AHEAD of Wednesday’s runoff election in Jakarta, Indonesia’s President Joko “Jokowi” Widodo inaugurated the first city-owned grand mosque in West Jakarta over the weekend.
Speaking during the opening ceremony on Saturday, Jokowi said the mosque was “evidence of the commitment of Indonesia and Jakarta’s governments to ensuring Muslims’ right to praying, which is a pillar of the Indonesian nation.”
The Hasyim Ashari Grand Mosque, which is named after the founder of Indonesia’s largest Muslim organisation Nahdlatul Ulama (NU), can accommodate more than 12,000 people and is built in Jakarta’s native Betawi architectural style.
“I fully support the Jakarta governor in building places of worship like this,” Jokowi said.
While the timing of the inauguration is conveniently close to the conclusion of an election campaign that has been deeply divisive along sectarian lines, Jokowi and now-governor Basuki “Ahok” Tjahaja Purnama ordered the construction of the mosque back in 2013.
“The government fully supports freedom of religion and worship for its citizens,” he said, emphasising he hoped it would become a symbol of moderate, tolerant Islam in Indonesia.
“Indonesia is a pluralistic and religiously diverse country,” he said.
Hasyim Ashari’s NU – which is the largest Islamic group on the planet and claims some 40 million members across Indonesia – promotes Islam Nusantara or “Islam of the archipelago,” emphasising Indonesia’s historically tolerant and culturally-embedded practice of the faith.
It has been particularly vocal in promoting Islam Nusantara in recent years with the rise of Islamic State and hardline Islamist sentiment, which has driven sectarianism and the persecution of minorities.
The president was recently accused of “promoting secularism” by the Indonesian Ulama Council (MUI) after comments he made regarding the need to separate politics and religion during the inauguration of an Islamic site in North Sumatra.
The MUI is a conservative, quasi-governmental Islamic institution, which has consistently opposed Ahok – Jokowi’s former deputy – including issuing a fatwa regarding the incumbent’s alleged blasphemy after comments he made regarding the Quran.
At the Saturday ceremony, Jokowi was accompanied by acting Jakarta governor Soemarsono rather than Ahok.
The president’s office reportedly moved the inauguration from April 16 to suit Jokowi’s schedule. However, it seems likely inaugurating the mosque on Easter Sunday by Jakarta’s besieged Christian governor may have been potentially seen as spurring further religious tension in the capital.
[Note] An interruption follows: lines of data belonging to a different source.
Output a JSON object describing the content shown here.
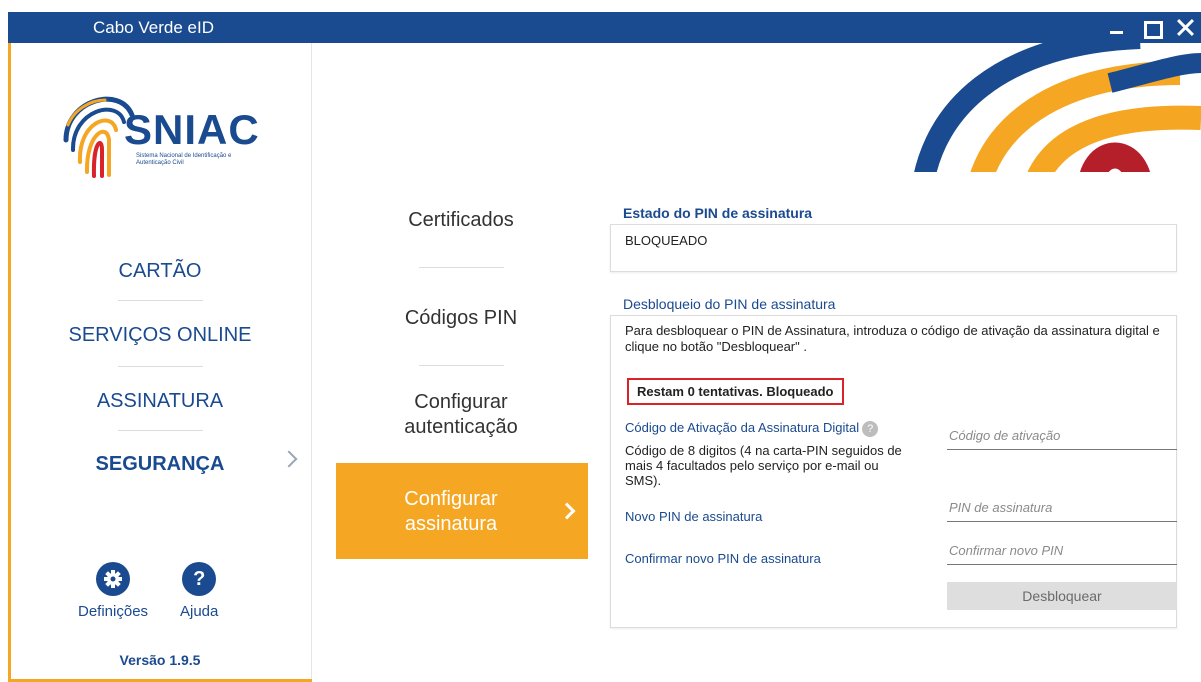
{
  "window": {
    "title": "Cabo Verde eID",
    "colors": {
      "primary": "#1a4a8f",
      "accent": "#f5a623",
      "alert": "#d9222a"
    }
  },
  "logo": {
    "name": "SNIAC",
    "subtitle": "Sistema Nacional de Identificação e Autenticação Civil"
  },
  "sidebar": {
    "items": [
      {
        "label": "CARTÃO"
      },
      {
        "label": "SERVIÇOS ONLINE"
      },
      {
        "label": "ASSINATURA"
      },
      {
        "label": "SEGURANÇA",
        "active": true
      }
    ],
    "settings_label": "Definições",
    "help_label": "Ajuda",
    "help_glyph": "?",
    "version": "Versão 1.9.5"
  },
  "submenu": {
    "items": [
      {
        "label": "Certificados"
      },
      {
        "label": "Códigos PIN"
      },
      {
        "label": "Configurar autenticação"
      },
      {
        "label": "Configurar assinatura",
        "active": true
      }
    ]
  },
  "signature_pin": {
    "status_title": "Estado do PIN de assinatura",
    "status_value": "BLOQUEADO",
    "unlock_title": "Desbloqueio do PIN de assinatura",
    "description": "Para desbloquear o PIN de Assinatura, introduza o código de ativação da assinatura digital e clique no botão \"Desbloquear\" .",
    "attempts_warning": "Restam 0 tentativas. Bloqueado",
    "activation_code_label": "Código de Ativação da Assinatura Digital",
    "activation_code_help": "Código de 8 digitos (4 na carta-PIN seguidos de mais 4 facultados pelo serviço por e-mail ou SMS).",
    "activation_code_placeholder": "Código de ativação",
    "new_pin_label": "Novo PIN de assinatura",
    "new_pin_placeholder": "PIN de assinatura",
    "confirm_pin_label": "Confirmar novo PIN de assinatura",
    "confirm_pin_placeholder": "Confirmar novo PIN",
    "unlock_button": "Desbloquear"
  }
}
Ahok, who had temporarily stepped down as required by law while campaigning for April 19’s election, returned to office on Sunday.
On Monday, religious leaders from Indonesia’s six official faiths – Islam, Christianity, Catholicism, Hinduism, Confucianism and Buddhism – all urged for a peaceful Jakarta election without intimidation and the politicisation of religion.